Raschi headed to the seventh looking to go deeper in his attempt to throw the sixth no-hitter in Yankees history. He retired the Tigers in order and ended the inning by striking out Lenhardt and inducing a pop-up from Wertz, the Tigers' best hitter. Manager Casey Stengel had planned on removing Raschi from the game after seven innings since he wanted Raschi to conserve his energy for an upcoming start against the second-place Indians, but he later he explained he could not bring himself to remove Raschi because "you just can't do that to a man who has a chance for a no-hitter." Raschi proceeded to validate Stengel's though by striking out Dropo and Souchock. Raschi was now four outs away from a no-hitter, and all he had to do was get four outs from the bottom of the Detroit order and the leadoff man. Raschi's catcher, Berra, later said that he had rarely seen Raschi look better. "His control was fine and he fooled the Tigers with curves, fastballs, sliders, and let-ups. He was just as strong at the finish as he was at the start."

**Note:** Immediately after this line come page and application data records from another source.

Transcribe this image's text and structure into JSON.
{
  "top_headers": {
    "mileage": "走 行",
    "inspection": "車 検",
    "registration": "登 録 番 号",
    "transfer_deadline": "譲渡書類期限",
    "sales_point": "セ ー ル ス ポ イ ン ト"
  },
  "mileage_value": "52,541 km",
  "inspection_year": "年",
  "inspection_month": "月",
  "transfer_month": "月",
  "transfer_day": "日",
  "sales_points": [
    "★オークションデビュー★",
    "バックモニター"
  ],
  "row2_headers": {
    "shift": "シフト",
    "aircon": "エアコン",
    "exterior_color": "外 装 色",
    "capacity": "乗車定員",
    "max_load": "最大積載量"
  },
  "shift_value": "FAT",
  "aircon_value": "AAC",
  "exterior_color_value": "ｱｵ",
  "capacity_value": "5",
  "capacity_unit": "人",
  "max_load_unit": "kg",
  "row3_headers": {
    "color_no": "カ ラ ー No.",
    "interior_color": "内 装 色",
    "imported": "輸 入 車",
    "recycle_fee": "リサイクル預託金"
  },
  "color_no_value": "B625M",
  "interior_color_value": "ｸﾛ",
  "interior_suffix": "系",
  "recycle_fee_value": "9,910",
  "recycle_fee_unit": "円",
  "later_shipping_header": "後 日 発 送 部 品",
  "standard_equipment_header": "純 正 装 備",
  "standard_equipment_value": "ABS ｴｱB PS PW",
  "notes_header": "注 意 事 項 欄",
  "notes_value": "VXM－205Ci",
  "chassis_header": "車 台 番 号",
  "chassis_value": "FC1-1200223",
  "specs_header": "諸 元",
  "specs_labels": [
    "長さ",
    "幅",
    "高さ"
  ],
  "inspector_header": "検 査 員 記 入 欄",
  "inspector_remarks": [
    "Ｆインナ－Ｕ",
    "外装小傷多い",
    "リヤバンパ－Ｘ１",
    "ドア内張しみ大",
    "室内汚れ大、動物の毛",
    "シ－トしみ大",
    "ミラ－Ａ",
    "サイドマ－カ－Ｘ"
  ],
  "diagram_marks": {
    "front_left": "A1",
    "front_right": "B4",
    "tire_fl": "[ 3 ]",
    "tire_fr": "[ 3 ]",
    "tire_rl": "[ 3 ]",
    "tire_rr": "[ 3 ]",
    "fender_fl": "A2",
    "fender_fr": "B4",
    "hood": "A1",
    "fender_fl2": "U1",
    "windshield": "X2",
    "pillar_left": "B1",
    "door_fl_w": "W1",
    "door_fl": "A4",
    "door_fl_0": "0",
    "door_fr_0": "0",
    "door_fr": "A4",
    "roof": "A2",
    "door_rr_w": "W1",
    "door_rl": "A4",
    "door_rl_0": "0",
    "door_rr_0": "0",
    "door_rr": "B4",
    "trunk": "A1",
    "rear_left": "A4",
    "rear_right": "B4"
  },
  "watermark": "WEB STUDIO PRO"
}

Raschi knew exactly what was going on as he faced Tigers catcher Joe Ginsberg, a weak hitter only batting .185 at the time. He later admitted to really trying for the no-hitter, as he bore down for every pitch (and also said he would not want to go through the strain again). He got two quick strikes on Ginsberg, and then Raschi shook off Berra's suggestion of a waste pitch. Though Ginsberg might have swung at it, Raschi threw a hard fastball, but Ginsberg got around on it and sent it 325 feet into the right-field seats for a solo homer. The no-hitter was gone, but Raschi was able to finish up his one-hitter shortly after that. It was one of the best games of Raschi's career, and it occurred 60 years ago today.

Box score.

Game recap source: Effrat, Louis. "Raschi Pitches One-Hitter as Yankees Crush Tigers in Two Games." New York Times, July 14, 1952.